═══ RAW DATA ═══

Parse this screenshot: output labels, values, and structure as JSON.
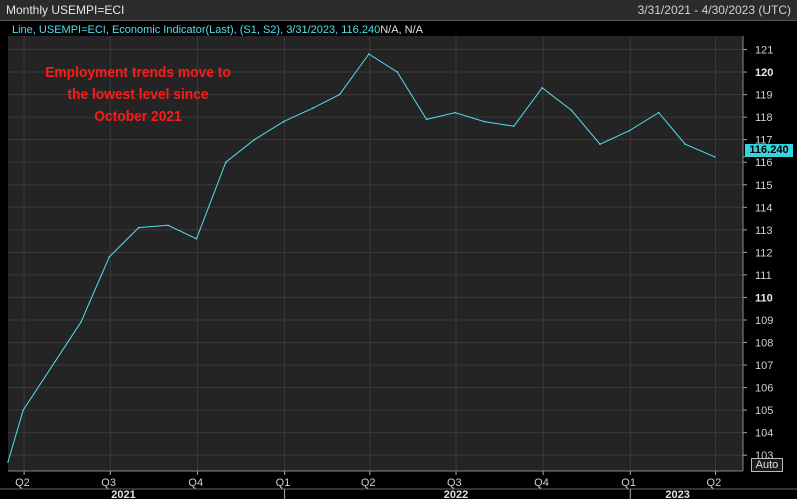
{
  "header": {
    "title": "Monthly USEMPI=ECI",
    "date_range": "3/31/2021 - 4/30/2023 (UTC)"
  },
  "legend": {
    "series": "Line, USEMPI=ECI, Economic Indicator(Last), (S1, S2), 3/31/2023, 116.240",
    "suffix": "N/A, N/A"
  },
  "annotation": {
    "line1": "Employment trends move to",
    "line2": "the lowest level since",
    "line3": "October 2021"
  },
  "last_value_label": "116.240",
  "auto_button": "Auto",
  "colors": {
    "background": "#000000",
    "plot_area": "#242424",
    "line": "#4fe0ee",
    "annotation": "#ff1a1a",
    "grid": "#3a3a3a"
  },
  "chart_data": {
    "type": "line",
    "title": "Monthly USEMPI=ECI",
    "xlabel": "",
    "ylabel": "",
    "ylim": [
      102.3,
      121.6
    ],
    "xlim": [
      "2021-03-15",
      "2023-04-30"
    ],
    "grid": true,
    "series": [
      {
        "name": "USEMPI=ECI",
        "points": [
          {
            "x": "2021-03-15",
            "y": 102.7
          },
          {
            "x": "2021-03-31",
            "y": 105.0
          },
          {
            "x": "2021-05-31",
            "y": 108.9
          },
          {
            "x": "2021-06-30",
            "y": 111.8
          },
          {
            "x": "2021-07-31",
            "y": 113.1
          },
          {
            "x": "2021-08-31",
            "y": 113.2
          },
          {
            "x": "2021-09-30",
            "y": 112.6
          },
          {
            "x": "2021-10-31",
            "y": 116.0
          },
          {
            "x": "2021-11-30",
            "y": 117.0
          },
          {
            "x": "2021-12-31",
            "y": 117.8
          },
          {
            "x": "2022-01-31",
            "y": 118.4
          },
          {
            "x": "2022-02-28",
            "y": 119.0
          },
          {
            "x": "2022-03-31",
            "y": 120.8
          },
          {
            "x": "2022-04-30",
            "y": 120.0
          },
          {
            "x": "2022-05-31",
            "y": 117.9
          },
          {
            "x": "2022-06-30",
            "y": 118.2
          },
          {
            "x": "2022-07-31",
            "y": 117.8
          },
          {
            "x": "2022-08-31",
            "y": 117.6
          },
          {
            "x": "2022-09-30",
            "y": 119.3
          },
          {
            "x": "2022-10-31",
            "y": 118.3
          },
          {
            "x": "2022-11-30",
            "y": 116.8
          },
          {
            "x": "2022-12-31",
            "y": 117.4
          },
          {
            "x": "2023-01-31",
            "y": 118.2
          },
          {
            "x": "2023-02-28",
            "y": 116.8
          },
          {
            "x": "2023-03-31",
            "y": 116.24
          }
        ]
      }
    ],
    "y_ticks": [
      {
        "label": "103",
        "value": 103,
        "bold": false
      },
      {
        "label": "104",
        "value": 104,
        "bold": false
      },
      {
        "label": "105",
        "value": 105,
        "bold": false
      },
      {
        "label": "106",
        "value": 106,
        "bold": false
      },
      {
        "label": "107",
        "value": 107,
        "bold": false
      },
      {
        "label": "108",
        "value": 108,
        "bold": false
      },
      {
        "label": "109",
        "value": 109,
        "bold": false
      },
      {
        "label": "110",
        "value": 110,
        "bold": true
      },
      {
        "label": "111",
        "value": 111,
        "bold": false
      },
      {
        "label": "112",
        "value": 112,
        "bold": false
      },
      {
        "label": "113",
        "value": 113,
        "bold": false
      },
      {
        "label": "114",
        "value": 114,
        "bold": false
      },
      {
        "label": "115",
        "value": 115,
        "bold": false
      },
      {
        "label": "116",
        "value": 116,
        "bold": false
      },
      {
        "label": "117",
        "value": 117,
        "bold": false
      },
      {
        "label": "118",
        "value": 118,
        "bold": false
      },
      {
        "label": "119",
        "value": 119,
        "bold": false
      },
      {
        "label": "120",
        "value": 120,
        "bold": true
      },
      {
        "label": "121",
        "value": 121,
        "bold": false
      }
    ],
    "x_ticks": [
      {
        "label": "Q2",
        "date": "2021-04-01"
      },
      {
        "label": "Q3",
        "date": "2021-07-01"
      },
      {
        "label": "Q4",
        "date": "2021-10-01"
      },
      {
        "label": "Q1",
        "date": "2022-01-01"
      },
      {
        "label": "Q2",
        "date": "2022-04-01"
      },
      {
        "label": "Q3",
        "date": "2022-07-01"
      },
      {
        "label": "Q4",
        "date": "2022-10-01"
      },
      {
        "label": "Q1",
        "date": "2023-01-01"
      },
      {
        "label": "Q2",
        "date": "2023-04-01"
      }
    ],
    "year_labels": [
      {
        "label": "2021",
        "date": "2021-07-15"
      },
      {
        "label": "2022",
        "date": "2022-07-01"
      },
      {
        "label": "2023",
        "date": "2023-02-20"
      }
    ],
    "year_dividers": [
      "2022-01-01",
      "2023-01-01"
    ]
  }
}
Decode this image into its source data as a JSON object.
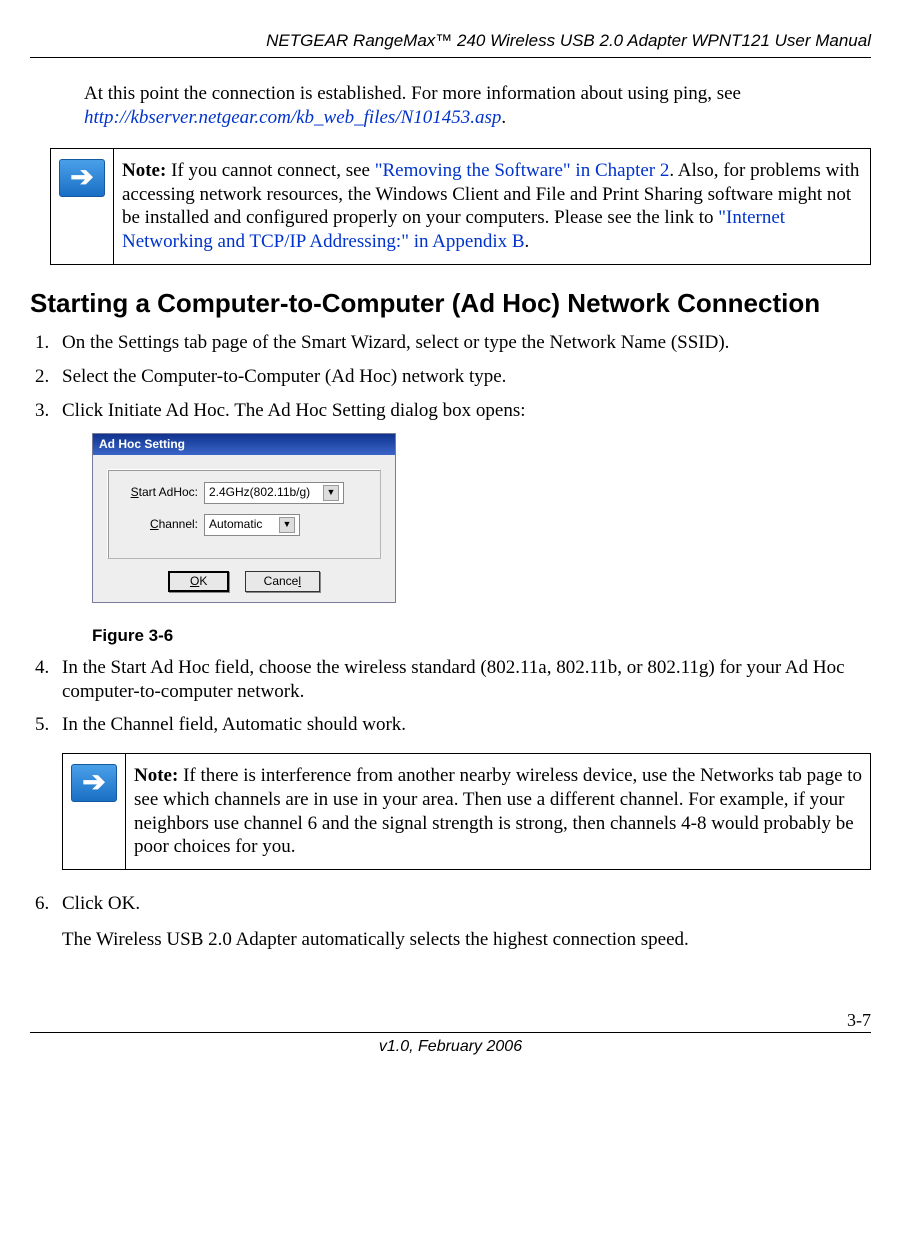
{
  "header": {
    "title": "NETGEAR RangeMax™ 240 Wireless USB 2.0 Adapter WPNT121 User Manual"
  },
  "intro": {
    "prefix": "At this point the connection is established. For more information about using ping, see ",
    "link": "http://kbserver.netgear.com/kb_web_files/N101453.asp",
    "suffix": "."
  },
  "note1": {
    "bold": "Note:",
    "t1": " If you cannot connect, see ",
    "link1": "\"Removing the Software\" in Chapter 2",
    "t2": ". Also, for problems with accessing network resources, the Windows Client and File and Print Sharing software might not be installed and configured properly on your computers. Please see the link to ",
    "link2": "\"Internet Networking and TCP/IP Addressing:\" in Appendix B",
    "t3": "."
  },
  "heading": "Starting a Computer-to-Computer (Ad Hoc) Network Connection",
  "steps": {
    "s1": "On the Settings tab page of the Smart Wizard, select or type the Network Name (SSID).",
    "s2": "Select the Computer-to-Computer (Ad Hoc) network type.",
    "s3": "Click Initiate Ad Hoc. The Ad Hoc Setting dialog box opens:",
    "s4": "In the Start Ad Hoc field, choose the wireless standard (802.11a, 802.11b, or 802.11g) for your Ad Hoc computer-to-computer network.",
    "s5": "In the Channel field, Automatic should work.",
    "s6": "Click OK.",
    "s6b": "The Wireless USB 2.0 Adapter automatically selects the highest connection speed."
  },
  "dialog": {
    "title": "Ad Hoc Setting",
    "label_start_pre": "S",
    "label_start_post": "tart AdHoc:",
    "start_value": "2.4GHz(802.11b/g)",
    "label_channel_pre": "C",
    "label_channel_post": "hannel:",
    "channel_value": "Automatic",
    "ok_pre": "O",
    "ok_post": "K",
    "ok_under": "O",
    "cancel_pre": "Cance",
    "cancel_under": "l"
  },
  "figcaption": "Figure 3-6",
  "note2": {
    "bold": "Note:",
    "text": " If there is interference from another nearby wireless device, use the Networks tab page to see which channels are in use in your area. Then use a different channel. For example, if your neighbors use channel 6 and the signal strength is strong, then channels 4-8 would probably be poor choices for you."
  },
  "footer": {
    "version": "v1.0, February 2006",
    "pagenum": "3-7"
  }
}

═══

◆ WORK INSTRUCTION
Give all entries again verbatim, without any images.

◆ FINISHED EXERCISE
Parse this screenshot: output labels, values, and structure as JSON.
{
  "header": {
    "title": "Monthly USEMPI=ECI",
    "date_range": "3/31/2021 - 4/30/2023 (UTC)"
  },
  "legend": {
    "series": "Line, USEMPI=ECI, Economic Indicator(Last), (S1, S2), 3/31/2023, 116.240",
    "suffix": "N/A, N/A"
  },
  "annotation": {
    "line1": "Employment trends move to",
    "line2": "the lowest level since",
    "line3": "October 2021"
  },
  "last_value_label": "116.240",
  "auto_button": "Auto",
  "colors": {
    "background": "#000000",
    "plot_area": "#242424",
    "line": "#4fe0ee",
    "annotation": "#ff1a1a",
    "grid": "#3a3a3a"
  },
  "chart_data": {
    "type": "line",
    "title": "Monthly USEMPI=ECI",
    "xlabel": "",
    "ylabel": "",
    "ylim": [
      102.3,
      121.6
    ],
    "xlim": [
      "2021-03-15",
      "2023-04-30"
    ],
    "grid": true,
    "series": [
      {
        "name": "USEMPI=ECI",
        "points": [
          {
            "x": "2021-03-15",
            "y": 102.7
          },
          {
            "x": "2021-03-31",
            "y": 105.0
          },
          {
            "x": "2021-05-31",
            "y": 108.9
          },
          {
            "x": "2021-06-30",
            "y": 111.8
          },
          {
            "x": "2021-07-31",
            "y": 113.1
          },
          {
            "x": "2021-08-31",
            "y": 113.2
          },
          {
            "x": "2021-09-30",
            "y": 112.6
          },
          {
            "x": "2021-10-31",
            "y": 116.0
          },
          {
            "x": "2021-11-30",
            "y": 117.0
          },
          {
            "x": "2021-12-31",
            "y": 117.8
          },
          {
            "x": "2022-01-31",
            "y": 118.4
          },
          {
            "x": "2022-02-28",
            "y": 119.0
          },
          {
            "x": "2022-03-31",
            "y": 120.8
          },
          {
            "x": "2022-04-30",
            "y": 120.0
          },
          {
            "x": "2022-05-31",
            "y": 117.9
          },
          {
            "x": "2022-06-30",
            "y": 118.2
          },
          {
            "x": "2022-07-31",
            "y": 117.8
          },
          {
            "x": "2022-08-31",
            "y": 117.6
          },
          {
            "x": "2022-09-30",
            "y": 119.3
          },
          {
            "x": "2022-10-31",
            "y": 118.3
          },
          {
            "x": "2022-11-30",
            "y": 116.8
          },
          {
            "x": "2022-12-31",
            "y": 117.4
          },
          {
            "x": "2023-01-31",
            "y": 118.2
          },
          {
            "x": "2023-02-28",
            "y": 116.8
          },
          {
            "x": "2023-03-31",
            "y": 116.24
          }
        ]
      }
    ],
    "y_ticks": [
      {
        "label": "103",
        "value": 103,
        "bold": false
      },
      {
        "label": "104",
        "value": 104,
        "bold": false
      },
      {
        "label": "105",
        "value": 105,
        "bold": false
      },
      {
        "label": "106",
        "value": 106,
        "bold": false
      },
      {
        "label": "107",
        "value": 107,
        "bold": false
      },
      {
        "label": "108",
        "value": 108,
        "bold": false
      },
      {
        "label": "109",
        "value": 109,
        "bold": false
      },
      {
        "label": "110",
        "value": 110,
        "bold": true
      },
      {
        "label": "111",
        "value": 111,
        "bold": false
      },
      {
        "label": "112",
        "value": 112,
        "bold": false
      },
      {
        "label": "113",
        "value": 113,
        "bold": false
      },
      {
        "label": "114",
        "value": 114,
        "bold": false
      },
      {
        "label": "115",
        "value": 115,
        "bold": false
      },
      {
        "label": "116",
        "value": 116,
        "bold": false
      },
      {
        "label": "117",
        "value": 117,
        "bold": false
      },
      {
        "label": "118",
        "value": 118,
        "bold": false
      },
      {
        "label": "119",
        "value": 119,
        "bold": false
      },
      {
        "label": "120",
        "value": 120,
        "bold": true
      },
      {
        "label": "121",
        "value": 121,
        "bold": false
      }
    ],
    "x_ticks": [
      {
        "label": "Q2",
        "date": "2021-04-01"
      },
      {
        "label": "Q3",
        "date": "2021-07-01"
      },
      {
        "label": "Q4",
        "date": "2021-10-01"
      },
      {
        "label": "Q1",
        "date": "2022-01-01"
      },
      {
        "label": "Q2",
        "date": "2022-04-01"
      },
      {
        "label": "Q3",
        "date": "2022-07-01"
      },
      {
        "label": "Q4",
        "date": "2022-10-01"
      },
      {
        "label": "Q1",
        "date": "2023-01-01"
      },
      {
        "label": "Q2",
        "date": "2023-04-01"
      }
    ],
    "year_labels": [
      {
        "label": "2021",
        "date": "2021-07-15"
      },
      {
        "label": "2022",
        "date": "2022-07-01"
      },
      {
        "label": "2023",
        "date": "2023-02-20"
      }
    ],
    "year_dividers": [
      "2022-01-01",
      "2023-01-01"
    ]
  }
}
Decode this image into its source data as a JSON object.
{
  "header": {
    "title": "NETGEAR RangeMax™ 240 Wireless USB 2.0 Adapter WPNT121 User Manual"
  },
  "intro": {
    "prefix": "At this point the connection is established. For more information about using ping, see ",
    "link": "http://kbserver.netgear.com/kb_web_files/N101453.asp",
    "suffix": "."
  },
  "note1": {
    "bold": "Note:",
    "t1": " If you cannot connect, see ",
    "link1": "\"Removing the Software\" in Chapter 2",
    "t2": ". Also, for problems with accessing network resources, the Windows Client and File and Print Sharing software might not be installed and configured properly on your computers. Please see the link to ",
    "link2": "\"Internet Networking and TCP/IP Addressing:\" in Appendix B",
    "t3": "."
  },
  "heading": "Starting a Computer-to-Computer (Ad Hoc) Network Connection",
  "steps": {
    "s1": "On the Settings tab page of the Smart Wizard, select or type the Network Name (SSID).",
    "s2": "Select the Computer-to-Computer (Ad Hoc) network type.",
    "s3": "Click Initiate Ad Hoc. The Ad Hoc Setting dialog box opens:",
    "s4": "In the Start Ad Hoc field, choose the wireless standard (802.11a, 802.11b, or 802.11g) for your Ad Hoc computer-to-computer network.",
    "s5": "In the Channel field, Automatic should work.",
    "s6": "Click OK.",
    "s6b": "The Wireless USB 2.0 Adapter automatically selects the highest connection speed."
  },
  "dialog": {
    "title": "Ad Hoc Setting",
    "label_start_pre": "S",
    "label_start_post": "tart AdHoc:",
    "start_value": "2.4GHz(802.11b/g)",
    "label_channel_pre": "C",
    "label_channel_post": "hannel:",
    "channel_value": "Automatic",
    "ok_pre": "O",
    "ok_post": "K",
    "ok_under": "O",
    "cancel_pre": "Cance",
    "cancel_under": "l"
  },
  "figcaption": "Figure 3-6",
  "note2": {
    "bold": "Note:",
    "text": " If there is interference from another nearby wireless device, use the Networks tab page to see which channels are in use in your area. Then use a different channel. For example, if your neighbors use channel 6 and the signal strength is strong, then channels 4-8 would probably be poor choices for you."
  },
  "footer": {
    "version": "v1.0, February 2006",
    "pagenum": "3-7"
  }
}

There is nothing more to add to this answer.